Supplemental calcium carbonate protects against all types of colorectal polyps, but the antineoplastic effect seems to be greatest for histologically advanced colorectal lesions, those most likely to progress to cancer, according to a new study.
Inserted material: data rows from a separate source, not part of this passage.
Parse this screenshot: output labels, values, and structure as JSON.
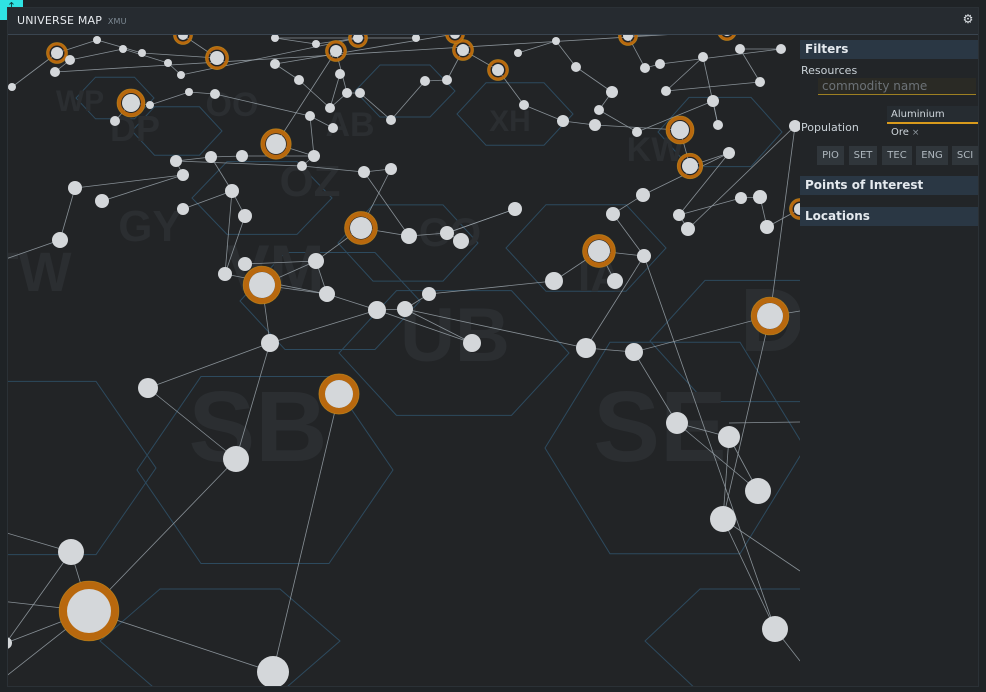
{
  "window": {
    "title": "UNIVERSE MAP",
    "subtitle": "XMU",
    "settings_icon": "gear-icon"
  },
  "corner_button": {
    "label": "↑",
    "color": "#2fe3e3"
  },
  "filters": {
    "heading": "Filters",
    "resources_label": "Resources",
    "commodity_placeholder": "commodity name",
    "selected_tag": "Aluminium Ore",
    "remove_tag_label": "×",
    "population_label": "Population",
    "population_buttons": [
      "PIO",
      "SET",
      "TEC",
      "ENG",
      "SCI"
    ]
  },
  "sections": {
    "points_of_interest": "Points of Interest",
    "locations": "Locations"
  },
  "map": {
    "sector_labels": [
      "WP",
      "DP",
      "OO",
      "OZ",
      "GY",
      "TW",
      "VM",
      "UB",
      "SB",
      "SE",
      "XH",
      "KW",
      "IA",
      "DI",
      "GO",
      "AB"
    ],
    "colors": {
      "hex_stroke": "#2d4a5e",
      "edge": "#9aa3aa",
      "node": "#d4d7da",
      "highlight": "#b8680e",
      "highlight_border": "#c08a1c"
    }
  }
}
In the randomized double-blind, placebo-controlled Calcium Polyp Prevention Study, patients took either a 1200 mg calcium supplement or a placebo supplement daily.”These new data makes it increasingly likely that calcium will have a protective effect on cancer itself, not just the benign precursor tumors,” Dr. John A. Baron, from the Dartmouth-Hitchcock Medical Center in Lebanon, New Hampshire told Reuters Health.Calcium supplementation has been tied to a modest reduction in the overall risk of precancerous colorectal adenomas. “However, few studies have examined at the effect of calcium on the risk of different types of colorectal lesions,” investigators note in the June 16th issue of the Journal of the National Cancer Institute.During 4 years follow up, 279 of 913 study subjects developed at least one hyperplastic polyp and 382 developed one or more tubular adenomas. “All types of polyps occurred less frequently in the calcium treatment group than in the placebo group,” the investigators report. Considered together, the risk for all adenomas was modestly reduced in the calcium group, with a risk ratio of 0.86. However, the individual risk reductions for hyperplastic polyps and tubular adenomas were not statistically significant. The chemopreventive effect of calcium “seemed particularly pronounced” for histologically advanced neoplasms, with a calcium risk ratio of 0.65 compared with placebo.The findings also suggest that a total daily calcium intake greater than 1200 mg as well as a high intake of dietary fiber and a low intake of fat is needed to “optimize” the chemopreventive effects of calcium.Commenting on the findings, Dr. Baron said: “Calcium is not a sexy drug, and to some people, it might seem implausible that something as simple and familiar as calcium might lower the risk of a major cancer. This new research shows that the calcium effect is particularly pronounced for advanced adenomas, those with the closest connections to cancer.”The authors of an editorial remind readers that this study does not prove a causal link between calcium intake and colorectal cancer. However, according to Dr. Arthur Schatzkin and Ulrike Peters of the National Cancer Institute in Bethesda, Maryland, “studies are now in place with the potential to provide a compelling – almost proven – case that a nutritional factor (calcium) can alter the occurrence of malignant disease (colorectal cancer).”That would be a tremendous advance,” they write.(SOurce: J Natl Cancer Inst 2004;96:893-894,921-925: Reuters Health News: Megan Rauscher: Oncolink: June 2004)